─── The records ───

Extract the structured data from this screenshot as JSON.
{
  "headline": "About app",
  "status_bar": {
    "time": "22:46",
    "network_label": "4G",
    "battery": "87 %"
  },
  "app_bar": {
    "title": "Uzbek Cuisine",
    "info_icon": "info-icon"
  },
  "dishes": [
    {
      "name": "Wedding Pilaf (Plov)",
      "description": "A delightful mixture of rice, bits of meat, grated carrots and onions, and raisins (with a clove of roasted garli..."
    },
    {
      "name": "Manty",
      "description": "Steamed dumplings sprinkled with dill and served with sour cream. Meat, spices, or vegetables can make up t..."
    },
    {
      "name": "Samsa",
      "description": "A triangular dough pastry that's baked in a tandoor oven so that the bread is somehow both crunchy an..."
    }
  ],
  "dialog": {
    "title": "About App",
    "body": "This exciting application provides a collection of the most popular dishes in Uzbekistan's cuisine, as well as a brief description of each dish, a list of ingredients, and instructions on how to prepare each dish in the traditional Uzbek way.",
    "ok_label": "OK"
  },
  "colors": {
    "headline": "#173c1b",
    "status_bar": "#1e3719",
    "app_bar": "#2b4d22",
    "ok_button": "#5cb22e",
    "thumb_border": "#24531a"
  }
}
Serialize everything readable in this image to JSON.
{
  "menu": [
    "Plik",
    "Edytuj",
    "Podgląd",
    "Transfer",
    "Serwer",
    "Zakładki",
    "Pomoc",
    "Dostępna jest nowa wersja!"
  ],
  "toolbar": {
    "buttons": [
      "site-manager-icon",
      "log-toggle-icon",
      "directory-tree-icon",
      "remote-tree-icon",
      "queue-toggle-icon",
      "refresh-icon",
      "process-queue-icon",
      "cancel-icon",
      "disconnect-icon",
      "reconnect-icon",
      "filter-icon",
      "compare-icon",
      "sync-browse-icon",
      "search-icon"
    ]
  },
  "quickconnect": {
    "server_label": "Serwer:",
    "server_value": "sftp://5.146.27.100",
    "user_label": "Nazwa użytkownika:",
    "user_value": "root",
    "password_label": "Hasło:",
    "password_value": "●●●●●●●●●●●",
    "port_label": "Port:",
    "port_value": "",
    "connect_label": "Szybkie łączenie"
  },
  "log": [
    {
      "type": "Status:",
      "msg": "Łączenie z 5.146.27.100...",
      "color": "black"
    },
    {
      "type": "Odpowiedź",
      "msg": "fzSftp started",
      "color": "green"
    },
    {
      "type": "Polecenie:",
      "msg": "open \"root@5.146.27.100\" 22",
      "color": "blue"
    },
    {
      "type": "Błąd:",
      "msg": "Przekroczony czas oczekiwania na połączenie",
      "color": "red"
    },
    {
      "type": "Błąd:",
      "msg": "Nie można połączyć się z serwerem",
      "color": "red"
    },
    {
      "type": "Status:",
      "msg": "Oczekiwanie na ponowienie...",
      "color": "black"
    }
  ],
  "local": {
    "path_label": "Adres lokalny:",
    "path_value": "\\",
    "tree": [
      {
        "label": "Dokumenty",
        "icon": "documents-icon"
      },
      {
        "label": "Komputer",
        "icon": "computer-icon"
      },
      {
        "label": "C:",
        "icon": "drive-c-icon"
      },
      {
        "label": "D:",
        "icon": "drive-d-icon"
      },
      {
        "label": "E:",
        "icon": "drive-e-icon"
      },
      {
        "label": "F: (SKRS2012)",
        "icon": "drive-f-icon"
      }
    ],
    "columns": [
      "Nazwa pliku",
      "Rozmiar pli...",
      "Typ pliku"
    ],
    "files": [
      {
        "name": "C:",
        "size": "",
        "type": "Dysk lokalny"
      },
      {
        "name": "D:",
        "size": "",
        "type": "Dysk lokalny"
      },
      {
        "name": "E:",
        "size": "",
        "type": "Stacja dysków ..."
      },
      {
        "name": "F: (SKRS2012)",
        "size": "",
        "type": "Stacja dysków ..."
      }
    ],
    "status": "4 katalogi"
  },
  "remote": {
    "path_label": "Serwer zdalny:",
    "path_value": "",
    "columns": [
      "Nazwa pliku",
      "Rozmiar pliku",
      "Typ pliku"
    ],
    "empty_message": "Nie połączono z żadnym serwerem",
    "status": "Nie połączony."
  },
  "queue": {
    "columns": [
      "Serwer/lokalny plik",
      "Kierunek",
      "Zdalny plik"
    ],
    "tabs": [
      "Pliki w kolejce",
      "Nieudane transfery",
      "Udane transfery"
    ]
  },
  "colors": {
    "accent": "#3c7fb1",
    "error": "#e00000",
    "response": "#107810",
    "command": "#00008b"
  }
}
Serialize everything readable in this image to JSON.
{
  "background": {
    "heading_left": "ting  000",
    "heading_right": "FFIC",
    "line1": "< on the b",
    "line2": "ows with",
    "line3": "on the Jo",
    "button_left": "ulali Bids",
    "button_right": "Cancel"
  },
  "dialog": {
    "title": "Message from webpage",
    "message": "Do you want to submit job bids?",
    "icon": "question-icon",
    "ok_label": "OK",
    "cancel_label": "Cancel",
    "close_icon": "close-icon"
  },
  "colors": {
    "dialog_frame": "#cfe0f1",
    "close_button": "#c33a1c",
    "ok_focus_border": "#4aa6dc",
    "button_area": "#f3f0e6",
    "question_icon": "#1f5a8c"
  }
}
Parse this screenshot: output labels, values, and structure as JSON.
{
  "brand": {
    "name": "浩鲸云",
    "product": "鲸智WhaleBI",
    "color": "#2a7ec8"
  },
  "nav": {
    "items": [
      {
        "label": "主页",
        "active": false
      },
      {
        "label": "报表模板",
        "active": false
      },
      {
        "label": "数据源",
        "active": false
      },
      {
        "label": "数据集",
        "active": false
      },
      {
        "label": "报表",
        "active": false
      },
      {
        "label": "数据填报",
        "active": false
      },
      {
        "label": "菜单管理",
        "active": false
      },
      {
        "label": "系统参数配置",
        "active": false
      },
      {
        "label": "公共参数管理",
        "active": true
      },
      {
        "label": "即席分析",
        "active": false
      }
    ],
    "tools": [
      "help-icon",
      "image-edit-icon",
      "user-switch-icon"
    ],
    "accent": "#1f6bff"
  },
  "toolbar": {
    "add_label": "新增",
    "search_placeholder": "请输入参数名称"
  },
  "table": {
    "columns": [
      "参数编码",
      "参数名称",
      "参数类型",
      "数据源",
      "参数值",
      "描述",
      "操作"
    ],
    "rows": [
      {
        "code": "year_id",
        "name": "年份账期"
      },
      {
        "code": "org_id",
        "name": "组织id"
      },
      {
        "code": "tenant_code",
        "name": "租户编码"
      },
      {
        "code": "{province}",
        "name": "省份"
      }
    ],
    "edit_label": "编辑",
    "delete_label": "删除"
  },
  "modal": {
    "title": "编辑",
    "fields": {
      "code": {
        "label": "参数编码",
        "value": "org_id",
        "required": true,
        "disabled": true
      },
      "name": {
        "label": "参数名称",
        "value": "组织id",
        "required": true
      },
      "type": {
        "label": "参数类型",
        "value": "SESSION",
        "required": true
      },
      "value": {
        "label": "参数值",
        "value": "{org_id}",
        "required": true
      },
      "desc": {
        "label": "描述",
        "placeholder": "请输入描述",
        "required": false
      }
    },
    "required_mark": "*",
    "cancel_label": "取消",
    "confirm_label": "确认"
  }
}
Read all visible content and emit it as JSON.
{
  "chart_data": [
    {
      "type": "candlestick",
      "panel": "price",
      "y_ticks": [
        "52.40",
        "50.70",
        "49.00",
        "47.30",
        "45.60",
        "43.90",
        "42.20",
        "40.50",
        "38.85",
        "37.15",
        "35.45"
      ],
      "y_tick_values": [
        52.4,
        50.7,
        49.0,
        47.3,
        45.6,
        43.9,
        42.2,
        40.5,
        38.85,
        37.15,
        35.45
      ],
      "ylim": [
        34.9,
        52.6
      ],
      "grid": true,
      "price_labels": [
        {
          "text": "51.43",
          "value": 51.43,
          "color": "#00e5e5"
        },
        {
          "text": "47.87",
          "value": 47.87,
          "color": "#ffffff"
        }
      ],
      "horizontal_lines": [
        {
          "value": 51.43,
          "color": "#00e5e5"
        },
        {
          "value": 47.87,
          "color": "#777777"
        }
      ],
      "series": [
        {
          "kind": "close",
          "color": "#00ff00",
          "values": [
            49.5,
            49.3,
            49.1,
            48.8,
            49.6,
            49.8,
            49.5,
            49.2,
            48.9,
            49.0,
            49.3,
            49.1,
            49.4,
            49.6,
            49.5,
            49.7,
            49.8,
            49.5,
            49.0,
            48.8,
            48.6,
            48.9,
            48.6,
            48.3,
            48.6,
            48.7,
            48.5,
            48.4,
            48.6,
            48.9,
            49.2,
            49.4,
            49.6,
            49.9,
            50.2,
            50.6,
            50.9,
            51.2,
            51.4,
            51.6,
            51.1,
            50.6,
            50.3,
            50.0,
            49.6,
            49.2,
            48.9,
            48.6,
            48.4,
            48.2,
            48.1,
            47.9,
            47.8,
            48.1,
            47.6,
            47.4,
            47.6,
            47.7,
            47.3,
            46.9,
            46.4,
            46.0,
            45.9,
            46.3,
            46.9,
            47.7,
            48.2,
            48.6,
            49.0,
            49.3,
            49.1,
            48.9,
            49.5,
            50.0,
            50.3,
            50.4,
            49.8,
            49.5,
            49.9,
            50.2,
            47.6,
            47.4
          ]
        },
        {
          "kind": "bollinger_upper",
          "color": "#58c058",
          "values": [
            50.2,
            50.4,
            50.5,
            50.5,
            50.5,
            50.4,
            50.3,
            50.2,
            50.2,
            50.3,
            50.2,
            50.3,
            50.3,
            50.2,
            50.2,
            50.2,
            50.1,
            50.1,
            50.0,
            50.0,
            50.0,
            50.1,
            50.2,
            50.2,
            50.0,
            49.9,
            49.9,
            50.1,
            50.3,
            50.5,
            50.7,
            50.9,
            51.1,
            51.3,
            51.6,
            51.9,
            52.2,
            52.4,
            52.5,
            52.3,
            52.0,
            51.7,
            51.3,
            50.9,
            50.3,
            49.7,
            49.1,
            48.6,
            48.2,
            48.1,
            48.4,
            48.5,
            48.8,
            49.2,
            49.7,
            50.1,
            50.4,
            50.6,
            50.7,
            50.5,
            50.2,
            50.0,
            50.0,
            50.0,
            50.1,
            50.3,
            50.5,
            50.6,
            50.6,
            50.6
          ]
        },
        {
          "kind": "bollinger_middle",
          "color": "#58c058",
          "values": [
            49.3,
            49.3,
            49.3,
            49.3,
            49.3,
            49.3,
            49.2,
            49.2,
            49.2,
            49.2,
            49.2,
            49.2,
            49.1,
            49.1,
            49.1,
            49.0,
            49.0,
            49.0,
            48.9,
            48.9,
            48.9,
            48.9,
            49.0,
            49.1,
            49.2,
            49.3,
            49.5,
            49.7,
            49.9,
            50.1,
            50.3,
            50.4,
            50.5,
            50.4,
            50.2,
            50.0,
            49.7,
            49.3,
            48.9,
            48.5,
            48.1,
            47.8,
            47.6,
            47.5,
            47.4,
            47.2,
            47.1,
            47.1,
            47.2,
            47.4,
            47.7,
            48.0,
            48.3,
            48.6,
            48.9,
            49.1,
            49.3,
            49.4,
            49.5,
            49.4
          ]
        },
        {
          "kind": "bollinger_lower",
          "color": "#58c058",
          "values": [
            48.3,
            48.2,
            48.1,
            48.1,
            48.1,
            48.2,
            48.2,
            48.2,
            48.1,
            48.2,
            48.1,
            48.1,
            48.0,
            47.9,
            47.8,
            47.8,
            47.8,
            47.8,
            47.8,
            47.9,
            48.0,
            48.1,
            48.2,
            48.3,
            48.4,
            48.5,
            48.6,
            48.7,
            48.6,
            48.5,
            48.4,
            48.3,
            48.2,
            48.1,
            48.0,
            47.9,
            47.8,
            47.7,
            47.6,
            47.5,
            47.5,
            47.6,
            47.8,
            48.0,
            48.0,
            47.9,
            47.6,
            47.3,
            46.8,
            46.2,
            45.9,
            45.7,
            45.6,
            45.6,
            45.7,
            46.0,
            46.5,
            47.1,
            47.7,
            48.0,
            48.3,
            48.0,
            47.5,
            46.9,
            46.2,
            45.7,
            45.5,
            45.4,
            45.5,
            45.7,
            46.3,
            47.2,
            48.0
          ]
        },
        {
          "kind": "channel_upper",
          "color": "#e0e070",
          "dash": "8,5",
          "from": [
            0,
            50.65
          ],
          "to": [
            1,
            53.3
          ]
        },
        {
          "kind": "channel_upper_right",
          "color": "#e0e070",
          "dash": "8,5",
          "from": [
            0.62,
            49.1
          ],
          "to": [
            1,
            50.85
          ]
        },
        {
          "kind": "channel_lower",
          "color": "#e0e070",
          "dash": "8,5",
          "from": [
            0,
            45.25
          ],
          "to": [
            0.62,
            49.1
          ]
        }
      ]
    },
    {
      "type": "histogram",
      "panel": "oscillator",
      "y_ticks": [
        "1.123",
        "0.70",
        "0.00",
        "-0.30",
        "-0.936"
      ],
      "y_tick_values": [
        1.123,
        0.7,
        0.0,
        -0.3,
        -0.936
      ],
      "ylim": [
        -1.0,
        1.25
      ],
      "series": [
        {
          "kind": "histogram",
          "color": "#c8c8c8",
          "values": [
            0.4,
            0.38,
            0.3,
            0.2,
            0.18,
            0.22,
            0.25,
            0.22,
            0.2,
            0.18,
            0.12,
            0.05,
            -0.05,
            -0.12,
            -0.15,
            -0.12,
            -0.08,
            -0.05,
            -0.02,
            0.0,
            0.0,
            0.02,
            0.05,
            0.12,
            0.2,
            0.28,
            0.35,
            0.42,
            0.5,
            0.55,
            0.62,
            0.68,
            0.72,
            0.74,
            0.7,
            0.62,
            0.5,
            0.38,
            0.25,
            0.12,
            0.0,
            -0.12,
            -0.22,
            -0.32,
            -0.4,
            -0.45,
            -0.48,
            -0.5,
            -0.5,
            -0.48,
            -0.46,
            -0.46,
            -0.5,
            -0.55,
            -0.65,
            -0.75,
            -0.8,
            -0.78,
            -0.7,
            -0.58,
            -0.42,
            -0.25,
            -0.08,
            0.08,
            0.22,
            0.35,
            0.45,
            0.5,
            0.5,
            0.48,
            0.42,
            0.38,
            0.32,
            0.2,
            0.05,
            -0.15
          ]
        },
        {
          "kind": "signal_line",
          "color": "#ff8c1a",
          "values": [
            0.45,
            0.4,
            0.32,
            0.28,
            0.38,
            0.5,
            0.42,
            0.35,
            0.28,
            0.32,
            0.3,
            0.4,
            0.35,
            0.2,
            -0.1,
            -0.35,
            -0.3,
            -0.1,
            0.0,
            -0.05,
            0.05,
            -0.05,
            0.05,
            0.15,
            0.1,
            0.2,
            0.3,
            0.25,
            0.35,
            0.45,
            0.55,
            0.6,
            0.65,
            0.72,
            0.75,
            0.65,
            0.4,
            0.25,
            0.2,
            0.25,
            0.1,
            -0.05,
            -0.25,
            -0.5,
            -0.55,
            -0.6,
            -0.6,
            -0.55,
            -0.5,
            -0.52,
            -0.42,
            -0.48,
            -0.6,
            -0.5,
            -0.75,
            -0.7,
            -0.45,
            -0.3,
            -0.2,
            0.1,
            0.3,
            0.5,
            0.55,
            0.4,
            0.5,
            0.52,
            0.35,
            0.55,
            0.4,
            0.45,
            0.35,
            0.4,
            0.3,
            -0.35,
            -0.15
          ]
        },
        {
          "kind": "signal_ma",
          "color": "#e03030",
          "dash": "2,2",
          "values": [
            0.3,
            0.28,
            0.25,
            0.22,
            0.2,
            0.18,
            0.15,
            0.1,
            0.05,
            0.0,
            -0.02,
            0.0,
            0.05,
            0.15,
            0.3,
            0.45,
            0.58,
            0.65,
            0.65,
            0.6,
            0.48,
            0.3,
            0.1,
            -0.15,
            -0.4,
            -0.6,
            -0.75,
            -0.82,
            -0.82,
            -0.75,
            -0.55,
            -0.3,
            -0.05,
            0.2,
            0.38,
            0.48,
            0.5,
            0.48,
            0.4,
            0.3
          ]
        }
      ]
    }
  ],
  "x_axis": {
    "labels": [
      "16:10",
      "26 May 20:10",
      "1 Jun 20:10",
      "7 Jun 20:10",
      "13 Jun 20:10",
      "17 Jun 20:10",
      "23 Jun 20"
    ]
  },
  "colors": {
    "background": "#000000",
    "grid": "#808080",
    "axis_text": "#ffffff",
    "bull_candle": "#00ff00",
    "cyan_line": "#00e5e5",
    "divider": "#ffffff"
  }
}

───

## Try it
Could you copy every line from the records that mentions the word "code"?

## Solution to the exercise
        "code": "year_id",
        "code": "org_id",
        "code": "tenant_code",
        "code": "{province}",
      "code": {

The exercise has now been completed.